The running over the last third of the course is great.  This year the additional climb up Lhiattee ny Beinnee has been added which means more running along the cliffs in the South West of the island.  The small extra climb is definitely worthwhile as the scenery is great and it does not add any additional distance.

Down to sea level now and Fleshwick Bay.  No time to look for seals today as the adrenaline of getting close to the end is kicking in and I’m feeling good.  The last climb is a sting in the tail and goes from sea level very steeply to 200 meters.  There is normally a marshal at the bottom with chocolate and drinks and he does not let me down this year.   I jog up the climb at what would normally be walking pace and start the long run to the finish on the cliffs in Port Erin.  The view of Bradda Tower is always a delight as the panorama is excellent and there is only a mile to go.

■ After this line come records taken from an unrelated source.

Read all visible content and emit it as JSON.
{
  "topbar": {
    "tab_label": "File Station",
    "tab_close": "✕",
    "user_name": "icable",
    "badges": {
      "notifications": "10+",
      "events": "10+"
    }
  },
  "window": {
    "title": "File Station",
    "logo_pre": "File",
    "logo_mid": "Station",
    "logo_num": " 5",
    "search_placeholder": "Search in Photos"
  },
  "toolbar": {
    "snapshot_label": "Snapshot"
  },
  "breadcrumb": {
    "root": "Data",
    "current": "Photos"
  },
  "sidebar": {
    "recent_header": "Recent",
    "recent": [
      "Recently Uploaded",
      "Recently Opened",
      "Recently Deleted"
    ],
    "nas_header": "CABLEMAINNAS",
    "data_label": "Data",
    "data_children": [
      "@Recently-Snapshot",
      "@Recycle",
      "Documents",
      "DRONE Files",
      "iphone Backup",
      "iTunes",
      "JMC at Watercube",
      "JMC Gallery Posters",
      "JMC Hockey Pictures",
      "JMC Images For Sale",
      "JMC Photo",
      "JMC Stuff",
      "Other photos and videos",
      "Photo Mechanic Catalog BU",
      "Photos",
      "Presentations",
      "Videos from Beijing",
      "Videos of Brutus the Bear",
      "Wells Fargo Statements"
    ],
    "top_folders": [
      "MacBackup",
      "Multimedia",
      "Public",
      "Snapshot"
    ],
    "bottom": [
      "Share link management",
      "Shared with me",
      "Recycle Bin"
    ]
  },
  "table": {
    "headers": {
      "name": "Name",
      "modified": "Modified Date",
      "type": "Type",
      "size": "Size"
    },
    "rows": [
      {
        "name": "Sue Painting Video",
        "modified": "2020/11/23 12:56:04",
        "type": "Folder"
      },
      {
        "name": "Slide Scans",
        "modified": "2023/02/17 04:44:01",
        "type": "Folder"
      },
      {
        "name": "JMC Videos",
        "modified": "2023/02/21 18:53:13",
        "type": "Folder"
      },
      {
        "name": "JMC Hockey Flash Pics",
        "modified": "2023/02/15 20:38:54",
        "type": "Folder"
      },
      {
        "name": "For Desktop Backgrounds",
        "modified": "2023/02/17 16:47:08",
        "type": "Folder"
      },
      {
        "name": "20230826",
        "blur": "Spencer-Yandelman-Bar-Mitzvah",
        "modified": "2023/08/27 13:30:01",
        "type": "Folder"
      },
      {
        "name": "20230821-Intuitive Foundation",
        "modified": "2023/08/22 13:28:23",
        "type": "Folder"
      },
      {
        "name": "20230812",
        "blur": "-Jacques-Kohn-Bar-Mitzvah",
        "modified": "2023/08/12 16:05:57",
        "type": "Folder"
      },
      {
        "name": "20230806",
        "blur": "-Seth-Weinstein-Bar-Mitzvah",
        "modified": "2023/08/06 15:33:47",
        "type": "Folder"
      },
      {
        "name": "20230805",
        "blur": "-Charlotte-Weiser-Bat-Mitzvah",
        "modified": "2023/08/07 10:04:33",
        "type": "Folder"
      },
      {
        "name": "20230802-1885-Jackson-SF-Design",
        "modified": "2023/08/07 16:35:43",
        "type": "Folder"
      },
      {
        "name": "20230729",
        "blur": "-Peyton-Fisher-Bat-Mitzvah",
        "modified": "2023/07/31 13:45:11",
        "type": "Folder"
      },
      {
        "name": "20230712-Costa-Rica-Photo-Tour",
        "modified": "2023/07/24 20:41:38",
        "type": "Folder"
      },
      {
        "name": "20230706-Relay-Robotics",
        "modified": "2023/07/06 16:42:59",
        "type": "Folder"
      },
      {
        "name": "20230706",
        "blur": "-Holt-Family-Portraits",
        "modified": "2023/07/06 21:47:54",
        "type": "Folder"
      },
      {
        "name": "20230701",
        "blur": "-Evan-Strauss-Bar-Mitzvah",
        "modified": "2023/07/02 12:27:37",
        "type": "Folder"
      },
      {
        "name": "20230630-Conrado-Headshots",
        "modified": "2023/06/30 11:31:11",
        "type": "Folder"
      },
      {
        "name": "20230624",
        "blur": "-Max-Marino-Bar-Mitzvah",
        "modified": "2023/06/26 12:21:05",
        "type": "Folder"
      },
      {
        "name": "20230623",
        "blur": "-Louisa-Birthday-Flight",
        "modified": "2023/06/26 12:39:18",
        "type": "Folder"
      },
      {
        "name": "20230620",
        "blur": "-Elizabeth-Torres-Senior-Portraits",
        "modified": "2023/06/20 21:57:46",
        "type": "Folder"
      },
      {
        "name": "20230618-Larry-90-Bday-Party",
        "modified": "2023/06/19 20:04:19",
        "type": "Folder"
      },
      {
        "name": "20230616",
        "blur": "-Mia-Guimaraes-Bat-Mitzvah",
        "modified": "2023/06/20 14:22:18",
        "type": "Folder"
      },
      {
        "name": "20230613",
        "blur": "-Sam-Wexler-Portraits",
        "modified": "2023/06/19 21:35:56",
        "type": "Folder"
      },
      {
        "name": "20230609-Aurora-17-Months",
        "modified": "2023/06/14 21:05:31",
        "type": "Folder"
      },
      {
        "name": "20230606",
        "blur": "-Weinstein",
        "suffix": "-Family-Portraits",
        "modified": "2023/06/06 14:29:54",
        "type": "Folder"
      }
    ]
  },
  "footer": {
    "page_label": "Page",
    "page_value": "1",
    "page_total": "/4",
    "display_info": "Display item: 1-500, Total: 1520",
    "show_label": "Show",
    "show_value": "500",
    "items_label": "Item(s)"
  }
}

At the finish t-shirts and drinks are distributed.  Brendan Bolland finsishes one place ahead of me and with the slow conditions has missed his bus to the ferry terminal in Douglas which he needed to get back to Liverpool in time for a wedding.  He is quickly offered a lift by someone watching and is straight off and makes the ferry without issue.  Lloyd Taggart has won in 4hrs 55mins.  Tom Cringle pulling through the field takes 2nd spot in 5hrs 15mins and Rob Sellors gets 3rd in 5hrs 31mins.  A Manx Fell Runners 1,2,3.  Jackie Lee wins the ladies race in 5hrs 58mins taking 10th place overall.

Simon achieves an excellent 9th place and I manage 5th in 5hrs 41mins.  This is down on previous years but pleasing considering a lack of racing this year and wet conditions under foot.

A lift back to Douglas and an afternoon Pasta meal in the town soon have us feeling refreshed and previous winner Ian Gale who lives nearby gives us a lift back down to the presentation in Port Erin at 6pm where refreshments are enjoyed and the days racing is analysed and previous year’s events are discussed.

In terms of numbers the change of race date has not had much effect but the hope is that in the longer term it will and with the enthusiasm of the organisers I am sure it will.  This race is superb and the people involved with it are even better.  Travelling overseas to an event will always add extra excitement and I would recommend a trip to “The Island” to anyone.  If you need any advice on the logistics of competing in the MMM, contact me.

Sunday 30th September 2012

A lift down to Ronaldsway airport from friends and Island residents Mike and Chris Doolan avoids a bus trip and within a couple of hours we are back in Liverpool and setting off back home with the pleasant aching of legs and feeling of achievement which accompanies the completion of a challenging race.